Immunotherapy has become a new tool for treating cancer. Using the processes that attack pathogens, researchers have discovered treatments that in some patients’ transform cancers from life threatening to manageable conditions. However, in many patients with several types of cancer, the immunotherapy stops working or never works at all. The reasoning being that many cancer cells can hide from the immune cells that might destroy them. Yale scientists have developed a new system to make those cancer cells more visible to the immune system and thus vulnerable to attack.
“Tumors are constantly evolving to various pressures in the body,” says Ryan Chow, a first author on the study published in Nature. Cancer cells have evolved to suppress antigen presentation, the process that alerts the body’s immune response to mutants. “A lot of the immunotherapies that are successful right now are working on relieving suppressant signals,” Chow states, “but what if the tumors don’t show anything on their surface at all that would normally activate the immune system? … instead of releasing inhibition… we are operating on side of making tumors look more weird to the immune system rather than lowering the threshold for the immune system to attack something.”

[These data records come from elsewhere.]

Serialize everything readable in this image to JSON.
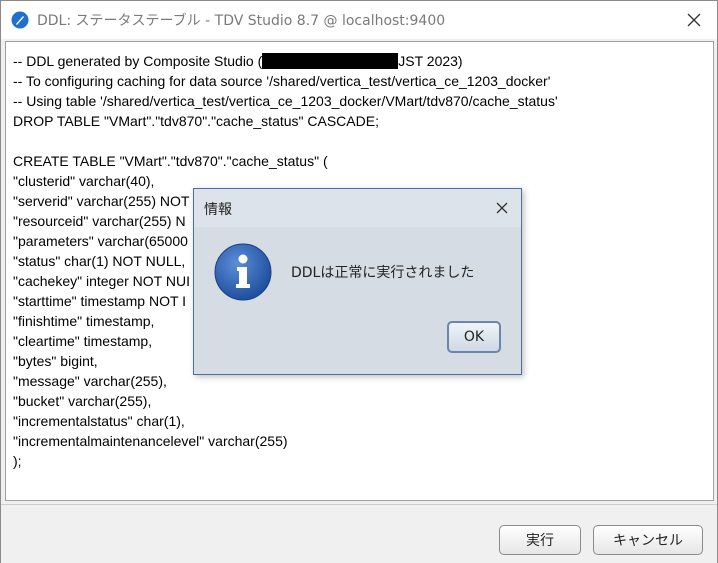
{
  "window": {
    "title": "DDL: ステータステーブル - TDV Studio 8.7 @ localhost:9400",
    "icon": "tdv-app-icon",
    "close_icon": "close-icon"
  },
  "ddl": {
    "lines": [
      "-- DDL generated by Composite Studio (",
      "JST 2023)",
      "-- To configuring caching for data source '/shared/vertica_test/vertica_ce_1203_docker'",
      "-- Using table '/shared/vertica_test/vertica_ce_1203_docker/VMart/tdv870/cache_status'",
      "DROP TABLE \"VMart\".\"tdv870\".\"cache_status\" CASCADE;",
      "",
      "CREATE TABLE \"VMart\".\"tdv870\".\"cache_status\" (",
      "\"clusterid\" varchar(40),",
      "\"serverid\" varchar(255) NOT",
      "\"resourceid\" varchar(255) N",
      "\"parameters\" varchar(65000",
      "\"status\" char(1) NOT NULL,",
      "\"cachekey\" integer NOT NUI",
      "\"starttime\" timestamp NOT I",
      "\"finishtime\" timestamp,",
      "\"cleartime\" timestamp,",
      "\"bytes\" bigint,",
      "\"message\" varchar(255),",
      "\"bucket\" varchar(255),",
      "\"incrementalstatus\" char(1),",
      "\"incrementalmaintenancelevel\" varchar(255)",
      ");"
    ]
  },
  "footer": {
    "run_label": "実行",
    "cancel_label": "キャンセル"
  },
  "dialog": {
    "title": "情報",
    "message": "DDLは正常に実行されました",
    "ok_label": "OK",
    "icon": "info-icon"
  },
  "colors": {
    "dialog_border": "#4a6fa0",
    "info_icon": "#2f62b4"
  }
}
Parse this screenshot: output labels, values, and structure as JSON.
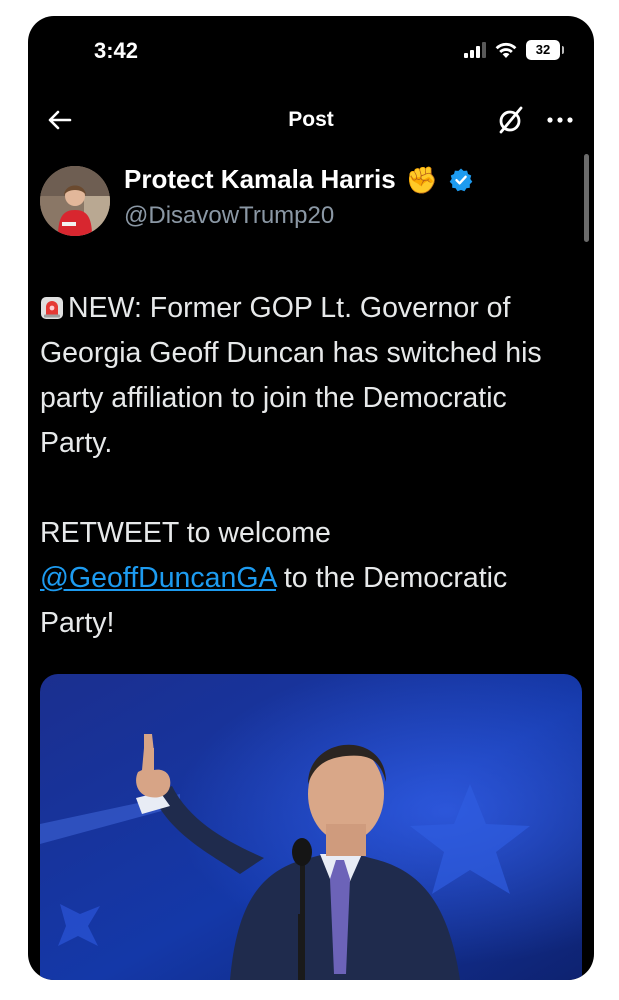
{
  "status_bar": {
    "time": "3:42",
    "battery": "32",
    "icons": [
      "signal-icon",
      "wifi-icon",
      "battery-icon"
    ]
  },
  "nav": {
    "back_icon": "back-arrow-icon",
    "title": "Post",
    "grok_icon": "slashed-circle-icon",
    "more_icon": "more-dots-icon"
  },
  "author": {
    "name": "Protect Kamala Harris",
    "name_emoji": "✊",
    "verified": true,
    "handle": "@DisavowTrump20"
  },
  "post": {
    "siren_icon": "siren-icon",
    "line1": "NEW: Former GOP Lt. Governor of Georgia Geoff Duncan has switched his party affiliation to join the Democratic Party.",
    "line2_before": "RETWEET to welcome ",
    "mention": "@GeoffDuncanGA",
    "line2_after": " to the Democratic Party!"
  },
  "media": {
    "image": "photo of man pointing upward at podium"
  },
  "colors": {
    "background": "#000000",
    "text": "#e7e9ea",
    "secondary": "#8b98a5",
    "link": "#1d9bf0",
    "verified": "#1d9bf0"
  }
}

In order to make the tumors look “more weird,” that is more susceptible to immune destruction, the researchers developed a system they call Multiplexed Activation of Endogenous Genes as Immunotherapy or MAEGI. The novel process begins with putting the tools of CRISPR gene editing into many cells by attaching the tools to viruses that attach to the target cells. Using CRISPR, we are forcing “tumors to overexpress different genes…which is getting the immune system to recognize them and reject them.” Chow states. MAEGI treatment, then, marks the location turning a cold tumor (undetectable and lacking immune cells) hot and then recruits T cells for destruction.
Next the scientists used inactive cancer cells—called a cancer vaccine—to boost the immune response. This resulted in an increase in antigen expression, the process that alerts the body’s immune response to mutants. The response was positive: in preventive settings the tumors “were always rejected, so they could never actually grow out.” Chow states. In terms of therapeutic settings, “we injected inactivated cell vaccine into mice that already had the [tumor] and saw some effects against the established tumor.” The research is promising and further efforts have potential in preventative and therapeutic settings along with individualizing treatment. However, Chow hesitates to express overexcitement, “we’re still in the early stages”.
The research being conducted by these Yale scientists offers the potential to reform how we approach cancer treatment and more importantly how we aim to combat it. Cancer cells may be masters of avoiding detection, however, the work being done here shows that even the hidden can be found.